Description of the task = Copy out all lines in the material below that contain the string "form".

==============================

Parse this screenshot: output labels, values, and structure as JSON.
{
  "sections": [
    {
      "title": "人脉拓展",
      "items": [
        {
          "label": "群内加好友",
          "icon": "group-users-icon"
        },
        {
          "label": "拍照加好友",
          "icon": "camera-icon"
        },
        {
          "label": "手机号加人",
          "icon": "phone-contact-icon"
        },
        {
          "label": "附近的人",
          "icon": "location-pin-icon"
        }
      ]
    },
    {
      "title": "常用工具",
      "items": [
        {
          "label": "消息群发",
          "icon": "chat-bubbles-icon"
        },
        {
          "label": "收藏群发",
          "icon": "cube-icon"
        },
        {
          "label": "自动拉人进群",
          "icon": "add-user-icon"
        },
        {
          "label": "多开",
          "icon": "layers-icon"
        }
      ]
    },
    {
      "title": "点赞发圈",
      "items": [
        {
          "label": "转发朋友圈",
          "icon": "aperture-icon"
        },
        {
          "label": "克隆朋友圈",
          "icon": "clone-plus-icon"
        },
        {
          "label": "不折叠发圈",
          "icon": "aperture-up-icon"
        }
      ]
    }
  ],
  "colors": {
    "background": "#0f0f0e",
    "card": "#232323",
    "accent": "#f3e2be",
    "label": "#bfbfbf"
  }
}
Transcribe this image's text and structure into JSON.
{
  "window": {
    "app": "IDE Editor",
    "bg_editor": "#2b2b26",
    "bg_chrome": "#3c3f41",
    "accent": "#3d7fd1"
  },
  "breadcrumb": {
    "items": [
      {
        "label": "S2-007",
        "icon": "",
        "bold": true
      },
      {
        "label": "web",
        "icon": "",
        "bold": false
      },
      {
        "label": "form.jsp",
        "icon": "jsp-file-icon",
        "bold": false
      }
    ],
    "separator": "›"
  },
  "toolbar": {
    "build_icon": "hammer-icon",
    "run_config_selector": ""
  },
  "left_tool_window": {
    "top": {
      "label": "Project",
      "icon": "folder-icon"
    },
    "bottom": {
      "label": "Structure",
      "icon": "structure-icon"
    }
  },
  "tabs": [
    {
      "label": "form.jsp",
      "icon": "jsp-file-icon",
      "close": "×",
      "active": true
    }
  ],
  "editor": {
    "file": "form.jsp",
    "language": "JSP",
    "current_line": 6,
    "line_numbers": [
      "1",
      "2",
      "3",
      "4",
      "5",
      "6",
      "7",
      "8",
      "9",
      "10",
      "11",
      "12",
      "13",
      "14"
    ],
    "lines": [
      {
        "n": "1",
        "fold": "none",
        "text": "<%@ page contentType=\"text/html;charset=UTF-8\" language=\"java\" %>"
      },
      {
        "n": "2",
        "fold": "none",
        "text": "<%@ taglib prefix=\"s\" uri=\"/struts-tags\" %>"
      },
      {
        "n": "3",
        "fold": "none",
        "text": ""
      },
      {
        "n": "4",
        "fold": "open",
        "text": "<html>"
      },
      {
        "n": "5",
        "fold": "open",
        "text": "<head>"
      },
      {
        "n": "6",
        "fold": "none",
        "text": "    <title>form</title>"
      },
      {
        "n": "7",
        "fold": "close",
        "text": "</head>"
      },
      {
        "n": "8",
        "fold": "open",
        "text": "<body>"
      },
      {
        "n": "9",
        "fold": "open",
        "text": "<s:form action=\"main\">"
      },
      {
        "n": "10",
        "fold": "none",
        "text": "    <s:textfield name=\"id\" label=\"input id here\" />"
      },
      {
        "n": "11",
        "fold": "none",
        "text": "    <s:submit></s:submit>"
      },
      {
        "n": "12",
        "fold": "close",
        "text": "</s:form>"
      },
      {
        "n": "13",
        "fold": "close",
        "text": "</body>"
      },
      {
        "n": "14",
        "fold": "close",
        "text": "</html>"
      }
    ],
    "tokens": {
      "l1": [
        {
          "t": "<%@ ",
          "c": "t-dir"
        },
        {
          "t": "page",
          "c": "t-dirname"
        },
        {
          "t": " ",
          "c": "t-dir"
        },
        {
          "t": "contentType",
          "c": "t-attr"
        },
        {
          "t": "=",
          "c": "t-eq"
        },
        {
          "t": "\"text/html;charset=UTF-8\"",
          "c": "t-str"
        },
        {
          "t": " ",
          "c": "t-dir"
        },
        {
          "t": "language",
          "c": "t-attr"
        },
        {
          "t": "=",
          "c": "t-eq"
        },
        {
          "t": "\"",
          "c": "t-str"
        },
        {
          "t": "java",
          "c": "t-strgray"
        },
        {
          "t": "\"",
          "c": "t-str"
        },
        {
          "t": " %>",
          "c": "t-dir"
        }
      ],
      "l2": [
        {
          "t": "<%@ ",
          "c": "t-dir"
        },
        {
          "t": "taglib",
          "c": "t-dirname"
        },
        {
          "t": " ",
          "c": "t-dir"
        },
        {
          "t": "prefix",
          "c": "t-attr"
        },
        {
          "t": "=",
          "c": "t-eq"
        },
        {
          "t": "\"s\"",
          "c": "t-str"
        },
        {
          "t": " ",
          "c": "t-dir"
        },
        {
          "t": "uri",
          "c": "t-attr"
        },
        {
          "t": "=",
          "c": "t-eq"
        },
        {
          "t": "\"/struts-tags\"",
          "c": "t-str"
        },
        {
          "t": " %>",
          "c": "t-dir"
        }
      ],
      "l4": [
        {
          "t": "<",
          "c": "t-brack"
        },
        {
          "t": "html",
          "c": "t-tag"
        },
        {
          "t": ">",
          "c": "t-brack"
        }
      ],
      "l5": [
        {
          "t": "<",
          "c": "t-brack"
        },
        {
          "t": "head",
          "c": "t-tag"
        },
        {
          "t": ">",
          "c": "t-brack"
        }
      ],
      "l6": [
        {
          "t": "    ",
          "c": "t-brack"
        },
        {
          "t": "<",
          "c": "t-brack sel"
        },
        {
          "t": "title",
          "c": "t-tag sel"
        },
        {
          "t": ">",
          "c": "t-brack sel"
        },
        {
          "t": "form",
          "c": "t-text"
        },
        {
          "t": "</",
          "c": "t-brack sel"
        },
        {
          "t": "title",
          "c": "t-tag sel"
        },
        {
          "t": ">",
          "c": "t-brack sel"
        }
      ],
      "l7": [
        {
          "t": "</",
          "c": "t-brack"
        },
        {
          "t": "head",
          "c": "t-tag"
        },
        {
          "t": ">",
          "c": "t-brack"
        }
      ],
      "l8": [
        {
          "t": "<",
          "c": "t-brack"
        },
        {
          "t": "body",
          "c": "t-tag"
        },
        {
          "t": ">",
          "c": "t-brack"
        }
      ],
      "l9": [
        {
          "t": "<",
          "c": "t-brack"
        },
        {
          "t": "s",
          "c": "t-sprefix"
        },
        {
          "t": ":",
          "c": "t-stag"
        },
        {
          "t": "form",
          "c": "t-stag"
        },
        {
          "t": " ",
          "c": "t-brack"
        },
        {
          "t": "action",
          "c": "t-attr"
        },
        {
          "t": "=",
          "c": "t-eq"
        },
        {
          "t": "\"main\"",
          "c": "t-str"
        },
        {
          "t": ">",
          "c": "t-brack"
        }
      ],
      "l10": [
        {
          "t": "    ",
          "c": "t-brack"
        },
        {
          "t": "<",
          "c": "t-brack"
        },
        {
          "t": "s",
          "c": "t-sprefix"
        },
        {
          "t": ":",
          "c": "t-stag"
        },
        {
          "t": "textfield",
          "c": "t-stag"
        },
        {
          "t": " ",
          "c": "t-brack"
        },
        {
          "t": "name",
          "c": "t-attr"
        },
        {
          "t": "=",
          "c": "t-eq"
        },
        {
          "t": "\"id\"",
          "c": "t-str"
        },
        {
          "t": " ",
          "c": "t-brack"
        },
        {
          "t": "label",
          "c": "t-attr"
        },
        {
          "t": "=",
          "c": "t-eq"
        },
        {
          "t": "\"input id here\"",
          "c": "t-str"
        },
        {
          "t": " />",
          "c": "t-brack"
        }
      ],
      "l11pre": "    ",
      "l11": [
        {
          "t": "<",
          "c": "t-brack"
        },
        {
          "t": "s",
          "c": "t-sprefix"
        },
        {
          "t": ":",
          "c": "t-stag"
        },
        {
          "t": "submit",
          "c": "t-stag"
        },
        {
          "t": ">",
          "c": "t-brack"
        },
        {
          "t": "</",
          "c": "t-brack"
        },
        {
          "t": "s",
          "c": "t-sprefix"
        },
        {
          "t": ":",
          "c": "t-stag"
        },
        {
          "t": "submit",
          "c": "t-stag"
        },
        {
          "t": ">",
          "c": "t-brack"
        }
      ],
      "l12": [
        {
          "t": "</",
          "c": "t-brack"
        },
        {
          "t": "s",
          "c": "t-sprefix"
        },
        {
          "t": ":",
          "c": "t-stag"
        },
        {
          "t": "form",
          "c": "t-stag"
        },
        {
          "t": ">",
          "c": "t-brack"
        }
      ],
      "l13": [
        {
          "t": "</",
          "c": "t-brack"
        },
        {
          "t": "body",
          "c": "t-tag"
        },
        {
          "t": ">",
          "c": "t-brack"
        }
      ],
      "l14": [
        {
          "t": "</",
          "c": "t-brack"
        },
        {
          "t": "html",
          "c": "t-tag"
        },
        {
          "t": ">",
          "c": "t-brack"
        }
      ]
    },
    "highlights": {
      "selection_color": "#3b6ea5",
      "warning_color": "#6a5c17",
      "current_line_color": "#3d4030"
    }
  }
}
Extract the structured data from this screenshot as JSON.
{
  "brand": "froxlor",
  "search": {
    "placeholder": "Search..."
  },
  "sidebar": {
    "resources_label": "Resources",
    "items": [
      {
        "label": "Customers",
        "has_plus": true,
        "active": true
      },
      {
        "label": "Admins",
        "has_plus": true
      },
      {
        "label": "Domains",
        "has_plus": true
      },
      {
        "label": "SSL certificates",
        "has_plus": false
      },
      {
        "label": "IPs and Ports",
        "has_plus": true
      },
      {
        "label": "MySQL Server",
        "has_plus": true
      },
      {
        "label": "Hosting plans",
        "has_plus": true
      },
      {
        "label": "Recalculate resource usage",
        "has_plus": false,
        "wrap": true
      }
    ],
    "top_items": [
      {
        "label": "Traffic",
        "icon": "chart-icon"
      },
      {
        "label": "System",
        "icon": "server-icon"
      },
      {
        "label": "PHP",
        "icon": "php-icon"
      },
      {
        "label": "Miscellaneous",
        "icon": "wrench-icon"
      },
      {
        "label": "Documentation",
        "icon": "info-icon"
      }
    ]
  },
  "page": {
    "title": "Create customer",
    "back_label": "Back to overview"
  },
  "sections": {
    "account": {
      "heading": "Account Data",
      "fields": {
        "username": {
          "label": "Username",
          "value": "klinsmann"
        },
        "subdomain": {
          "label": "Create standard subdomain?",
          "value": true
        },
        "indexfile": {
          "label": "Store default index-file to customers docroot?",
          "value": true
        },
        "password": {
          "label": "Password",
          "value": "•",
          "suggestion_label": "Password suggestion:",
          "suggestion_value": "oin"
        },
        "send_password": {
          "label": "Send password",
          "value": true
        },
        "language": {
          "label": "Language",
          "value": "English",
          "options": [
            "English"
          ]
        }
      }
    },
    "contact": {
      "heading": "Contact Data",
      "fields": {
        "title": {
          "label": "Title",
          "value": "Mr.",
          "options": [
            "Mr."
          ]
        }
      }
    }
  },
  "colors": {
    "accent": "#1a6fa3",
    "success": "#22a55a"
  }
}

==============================

Answer space =
        "label": "form.jsp",
      "label": "form.jsp",
    "file": "form.jsp",
        "text": "    <title>form</title>"
        "text": "<s:form action=\"main\">"
        "text": "</s:form>"
          "t": "form",
          "t": "form",
          "t": "form",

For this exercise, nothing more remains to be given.